A recent New York Times article, by Bob Sullivan and Hugh Thompson, addressed the issue of multitasking. Specifically, the article discussed whether the act of multitasking has an effect on our cognitive functioning. Instead of managing multiple tasks at once, we are actually switching quickly from one context to the other, or performing “rapid toggling between tasks.” It seems that interruptions are the culprit when it comes to the quality of work that is produced when one is “multitasking,” but what actually happens to our work quality when we are engaged in multiple activities? In order to answer such questions, The New York Times asked Alessandro Acquisti, a professor of information technology, and Eyal Peer, a psychologist at Carnegie Mellon, to design an experiment. They looked at how individual cognitive functioning is effected by interruptions.
The researchers examined three groups, all of whom performed a standard cognitive skills test. Two of the groups were informed that they might be interrupted and given further instructions, while the third group completed the task with no anticipated interruptions. The two “interruption” groups were each interrupted twice; the third group was not. On a second test, the same group again went uninterrupted. Of the other two groups, one group was again interrupted; the second group was not, but was rather told to anticipate interruptions during the test. The researchers found that distraction, or even the anticipation of a distraction, led to poorer performance. The two interrupted groups provided incorrect answers at a rate 20% greater than the uninterrupted group.

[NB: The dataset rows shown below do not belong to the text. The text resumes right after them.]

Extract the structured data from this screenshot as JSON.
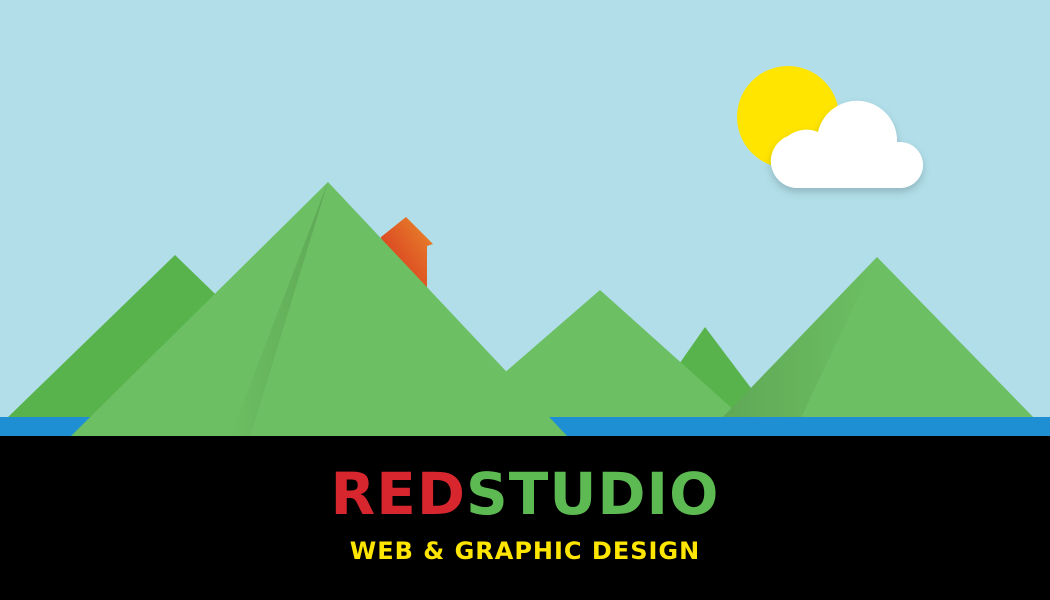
{
  "brand": {
    "part1": "RED",
    "part2": "STUDIO",
    "tagline": "WEB & GRAPHIC DESIGN"
  },
  "colors": {
    "sky": "#b1dee9",
    "sun": "#ffe500",
    "cloud": "#ffffff",
    "mountain": "#6cbf62",
    "mountain_dark": "#58b34c",
    "water": "#1e8fd2",
    "footer_background": "#000000",
    "brand_red": "#d7262e",
    "brand_green": "#5dba52",
    "tagline": "#ffe600",
    "house_red": "#d42a1f",
    "house_orange": "#ea8a2b"
  },
  "scene": {
    "sun_icon": "sun-icon",
    "cloud_icon": "cloud-icon",
    "house_icon": "house-icon"
  }
}
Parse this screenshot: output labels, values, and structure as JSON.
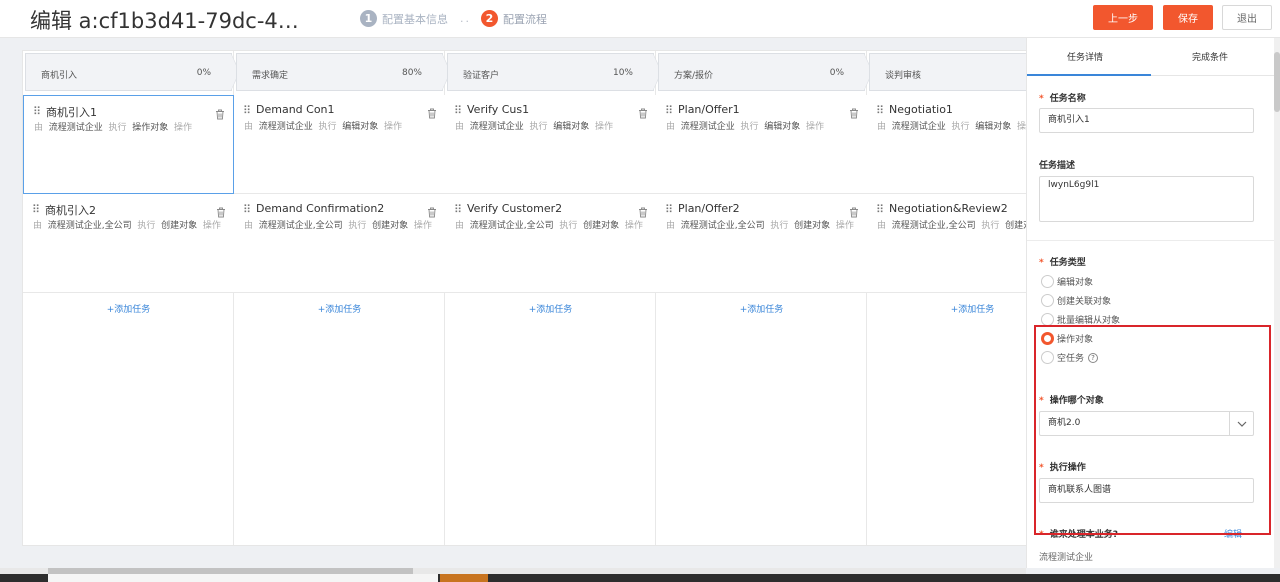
{
  "header": {
    "title": "编辑 a:cf1b3d41-79dc-4…",
    "steps": [
      {
        "num": "1",
        "label": "配置基本信息"
      },
      {
        "num": "2",
        "label": "配置流程"
      }
    ],
    "step_separator": "..",
    "buttons": {
      "prev": "上一步",
      "save": "保存",
      "exit": "退出"
    }
  },
  "stages": [
    {
      "name": "商机引入",
      "percent": "0%"
    },
    {
      "name": "需求确定",
      "percent": "80%"
    },
    {
      "name": "验证客户",
      "percent": "10%"
    },
    {
      "name": "方案/报价",
      "percent": "0%"
    },
    {
      "name": "谈判审核",
      "percent": ""
    }
  ],
  "tasks": [
    [
      {
        "name": "商机引入1",
        "by": "由",
        "owner": "流程测试企业",
        "exec": "执行",
        "action": "操作对象",
        "suffix": "操作"
      },
      {
        "name": "商机引入2",
        "by": "由",
        "owner": "流程测试企业,全公司",
        "exec": "执行",
        "action": "创建对象",
        "suffix": "操作"
      }
    ],
    [
      {
        "name": "Demand Con1",
        "by": "由",
        "owner": "流程测试企业",
        "exec": "执行",
        "action": "编辑对象",
        "suffix": "操作"
      },
      {
        "name": "Demand Confirmation2",
        "by": "由",
        "owner": "流程测试企业,全公司",
        "exec": "执行",
        "action": "创建对象",
        "suffix": "操作"
      }
    ],
    [
      {
        "name": "Verify Cus1",
        "by": "由",
        "owner": "流程测试企业",
        "exec": "执行",
        "action": "编辑对象",
        "suffix": "操作"
      },
      {
        "name": "Verify Customer2",
        "by": "由",
        "owner": "流程测试企业,全公司",
        "exec": "执行",
        "action": "创建对象",
        "suffix": "操作"
      }
    ],
    [
      {
        "name": "Plan/Offer1",
        "by": "由",
        "owner": "流程测试企业",
        "exec": "执行",
        "action": "编辑对象",
        "suffix": "操作"
      },
      {
        "name": "Plan/Offer2",
        "by": "由",
        "owner": "流程测试企业,全公司",
        "exec": "执行",
        "action": "创建对象",
        "suffix": "操作"
      }
    ],
    [
      {
        "name": "Negotiatio1",
        "by": "由",
        "owner": "流程测试企业",
        "exec": "执行",
        "action": "编辑对象",
        "suffix": "操"
      },
      {
        "name": "Negotiation&Review2",
        "by": "由",
        "owner": "流程测试企业,全公司",
        "exec": "执行",
        "action": "创建对象",
        "suffix": "操作"
      }
    ]
  ],
  "add_task_label": "+添加任务",
  "panel": {
    "tabs": [
      "任务详情",
      "完成条件"
    ],
    "task_name_label": "任务名称",
    "task_name_value": "商机引入1",
    "task_desc_label": "任务描述",
    "task_desc_value": "lwynL6g9l1",
    "task_type_label": "任务类型",
    "task_types": [
      "编辑对象",
      "创建关联对象",
      "批量编辑从对象",
      "操作对象",
      "空任务"
    ],
    "selected_type": "操作对象",
    "object_label": "操作哪个对象",
    "object_value": "商机2.0",
    "exec_label": "执行操作",
    "exec_value": "商机联系人图谱",
    "handler_label": "谁来处理本业务?",
    "handler_edit": "编辑",
    "handler_value": "流程测试企业"
  },
  "colors": {
    "accent": "#f2572e",
    "link": "#3a86d9",
    "highlight": "#d9252a"
  }
}
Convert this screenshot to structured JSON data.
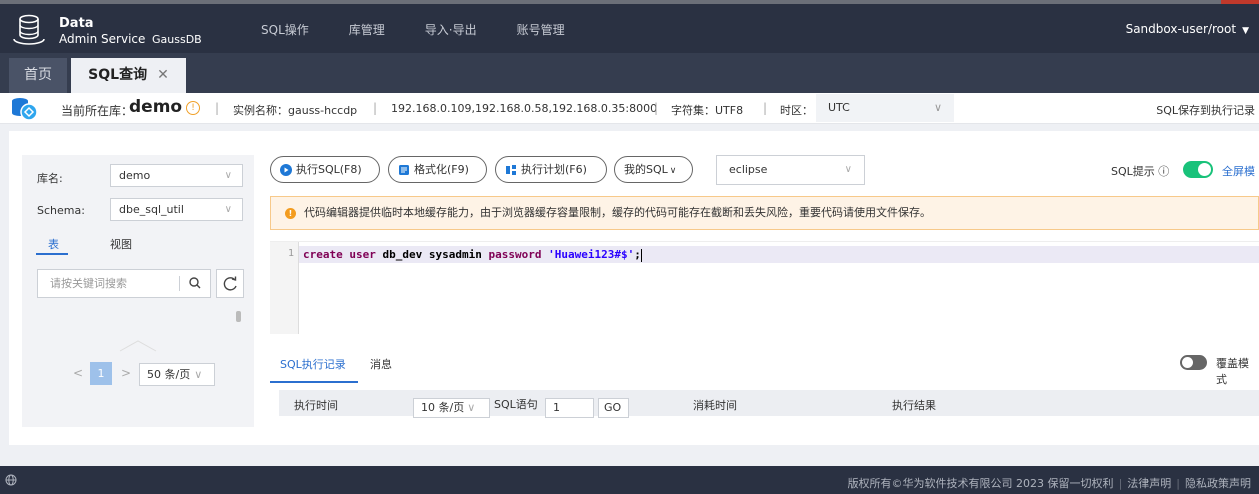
{
  "header": {
    "logo_title": "Data",
    "logo_sub": "Admin Service",
    "logo_product": "GaussDB",
    "nav": [
      "SQL操作",
      "库管理",
      "导入·导出",
      "账号管理"
    ],
    "user": "Sandbox-user/root"
  },
  "tabs": {
    "home": "首页",
    "sql": "SQL查询",
    "close": "✕"
  },
  "info": {
    "current_db_label": "当前所在库：",
    "current_db": "demo",
    "instance": "实例名称：gauss-hccdp",
    "hosts": "192.168.0.109,192.168.0.58,192.168.0.35:8000",
    "charset": "字符集：UTF8",
    "timezone_label": "时区：",
    "timezone": "UTC",
    "save_record": "SQL保存到执行记录"
  },
  "left": {
    "db_label": "库名:",
    "db_value": "demo",
    "schema_label": "Schema:",
    "schema_value": "dbe_sql_util",
    "tab_table": "表",
    "tab_view": "视图",
    "search_placeholder": "请按关键词搜索",
    "page": "1",
    "page_size": "50 条/页"
  },
  "toolbar": {
    "execute": "执行SQL(F8)",
    "format": "格式化(F9)",
    "plan": "执行计划(F6)",
    "mysql": "我的SQL",
    "theme": "eclipse",
    "sql_hint": "SQL提示",
    "fullscreen": "全屏模"
  },
  "warning": "代码编辑器提供临时本地缓存能力，由于浏览器缓存容量限制，缓存的代码可能存在截断和丢失风险，重要代码请使用文件保存。",
  "editor": {
    "line_number": "1",
    "tokens": {
      "create": "create",
      "user": "user",
      "name": "db_dev",
      "sysadmin": "sysadmin",
      "password": "password",
      "pwd": "'Huawei123#$'",
      "end": ";"
    }
  },
  "results": {
    "tab_history": "SQL执行记录",
    "tab_messages": "消息",
    "cover_mode": "覆盖模式",
    "col_time": "执行时间",
    "page_size": "10 条/页",
    "col_sql": "SQL语句",
    "page_input": "1",
    "go": "GO",
    "col_elapsed": "消耗时间",
    "col_result": "执行结果"
  },
  "footer": {
    "copyright": "版权所有©华为软件技术有限公司 2023 保留一切权利",
    "legal": "法律声明",
    "privacy": "隐私政策声明"
  },
  "colors": {
    "topbar": "#2a3142",
    "accent": "#2b6fcf",
    "toggle_on": "#19c27a",
    "warning": "#f39c1f"
  }
}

The test was given to each group again. Part of the group was told they would be interrupted, but they were not. Those who were interrupted, however, did better, answering incorrectly at an improved rate of 14% of the time. Those who were warned of an interruption, but were not in fact interrupted, improved by 43%. What does this enormous change mean? Dr. Peer suggested that this group was able to prepare and learn from experience, as their brains adapted to the potential of interruptions. The authors concluded that the results suggest that “it is possible to train yourself for distractions, even if you don’t know when they’ll hit.”